Question of report: How do you handle a large unexpected expense, such as a $1,000 emergency room visit or car repair?
The answers:
  • Pay the cost from your savings: 44%.
  • Financed with a credit card and paid over a period of time: 21%.
  • Reduce your spending on other things: 16%.
  • Borrowing from family or friends: 10%.
  • Obtaining a personal loan: 4%.
  • Something else: 5%.
A startling revelation from Bankrate's recent report highlights the precarious financial situation of the majority of Americans: a staggering 56% admit they lack the means to cover a $1,000 emergency expense. This harrowing reality underscores the unsettling truth that we reside in a nation teetering on the brink of financial instability, where each paycheck is a fragile lifeline rather than a source of security.
According to the findings, a mere 44% of respondents claim they could rely on their savings to address unforeseen financial crises, opting instead to resort to credit cards or borrowing from acquaintances. 
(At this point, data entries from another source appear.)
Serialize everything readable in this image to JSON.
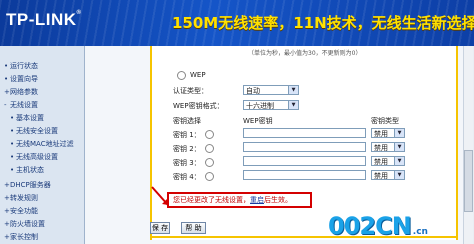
{
  "banner": {
    "logo": "TP-LINK",
    "logo_tm": "®",
    "slogan": "150M无线速率，11N技术，无线生活新选择"
  },
  "sidebar": {
    "items": [
      {
        "label": "运行状态",
        "bullet": "•"
      },
      {
        "label": "设置向导",
        "bullet": "•"
      },
      {
        "label": "网络参数",
        "bullet": "+"
      },
      {
        "label": "无线设置",
        "bullet": "-"
      },
      {
        "label": "基本设置",
        "bullet": "•"
      },
      {
        "label": "无线安全设置",
        "bullet": "•"
      },
      {
        "label": "无线MAC地址过滤",
        "bullet": "•"
      },
      {
        "label": "无线高级设置",
        "bullet": "•"
      },
      {
        "label": "主机状态",
        "bullet": "•"
      },
      {
        "label": "DHCP服务器",
        "bullet": "+"
      },
      {
        "label": "转发规则",
        "bullet": "+"
      },
      {
        "label": "安全功能",
        "bullet": "+"
      },
      {
        "label": "防火墙设置",
        "bullet": "+"
      },
      {
        "label": "家长控制",
        "bullet": "+"
      }
    ]
  },
  "form": {
    "note": "（单位为秒，最小值为30，不更新则为0）",
    "wep_label": "WEP",
    "auth_type_label": "认证类型：",
    "auth_type_value": "自动",
    "wep_format_label": "WEP密钥格式：",
    "wep_format_value": "十六进制",
    "col_key_select": "密钥选择",
    "col_wep_key": "WEP密钥",
    "col_key_type": "密钥类型",
    "keys": [
      {
        "label": "密钥 1：",
        "type": "禁用"
      },
      {
        "label": "密钥 2：",
        "type": "禁用"
      },
      {
        "label": "密钥 3：",
        "type": "禁用"
      },
      {
        "label": "密钥 4：",
        "type": "禁用"
      }
    ]
  },
  "alert": {
    "text": "您已经更改了无线设置，",
    "link": "重启",
    "suffix": "后生效。"
  },
  "buttons": {
    "save": "保 存",
    "help": "帮 助"
  },
  "watermark": {
    "main": "002CN",
    "sub": ".cn"
  },
  "colors": {
    "banner": "#1555c8",
    "slogan": "#ffe100",
    "alert_border": "#d40000",
    "panel_border": "#f6c400"
  }
}
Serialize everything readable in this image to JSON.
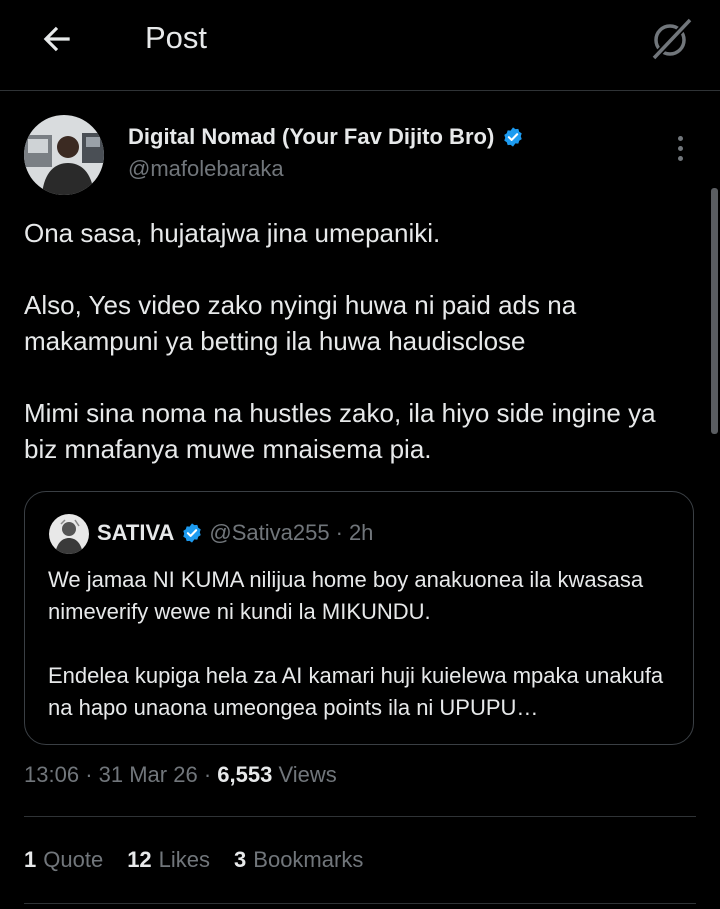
{
  "header": {
    "back_icon": "arrow-left-icon",
    "title": "Post",
    "grok_icon": "grok-slash-icon"
  },
  "author": {
    "name": "Digital Nomad (Your Fav Dijito Bro)",
    "handle": "@mafolebaraka",
    "verified_icon": "verified-badge-icon",
    "verified_color": "#1d9bf0"
  },
  "post": {
    "paragraphs": [
      "Ona sasa, hujatajwa jina umepaniki.",
      "Also, Yes video zako nyingi huwa ni paid ads na makampuni ya betting ila huwa haudisclose",
      "Mimi sina noma na hustles zako, ila hiyo side ingine ya biz mnafanya muwe mnaisema pia."
    ],
    "time": "13:06",
    "date": "31 Mar 26",
    "views_count": "6,553",
    "views_label": "Views"
  },
  "quoted": {
    "name": "SATIVA",
    "handle": "@Sativa255",
    "separator": "·",
    "time": "2h",
    "paragraphs": [
      "We jamaa NI KUMA nilijua home boy anakuonea ila kwasasa nimeverify wewe ni kundi la MIKUNDU.",
      "Endelea kupiga hela za AI kamari huji kuielewa mpaka unakufa na hapo unaona umeongea points ila ni UPUPU…"
    ]
  },
  "stats": {
    "quotes_count": "1",
    "quotes_label": "Quote",
    "likes_count": "12",
    "likes_label": "Likes",
    "bookmarks_count": "3",
    "bookmarks_label": "Bookmarks"
  },
  "colors": {
    "background": "#000000",
    "text_primary": "#e7e9ea",
    "text_secondary": "#71767b",
    "border": "#2f3336",
    "accent": "#1d9bf0"
  }
}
This trend of financial vulnerability remains disturbingly consistent over the past three years, with only a marginal fluctuation in the percentage of individuals willing to dip into their savings.
Mark Hamrick, Bankrate's chief economic analyst, voices his concern, noting that "Far too many Americans continue to tread perilous financial waters, with less than half demonstrating the capacity to tackle emergency expenses from their savings." 
He attributes this stagnation in savings behavior primarily to inflationary pressures, although he acknowledges the silver lining of higher interest rates offering slightly more favorable returns on savings.
The report also sheds light on a concerning fallback option: a significant portion (21%) of individuals would opt to finance emergency expenses through credit cards, subjecting themselves to exorbitant interest rates averaging around 21%. Despite the allure of immediate relief, Hamrick warns against this strategy, cautioning that it jeopardizes long-term financial stability and exacerbates the gap between individuals and their financial aspirations.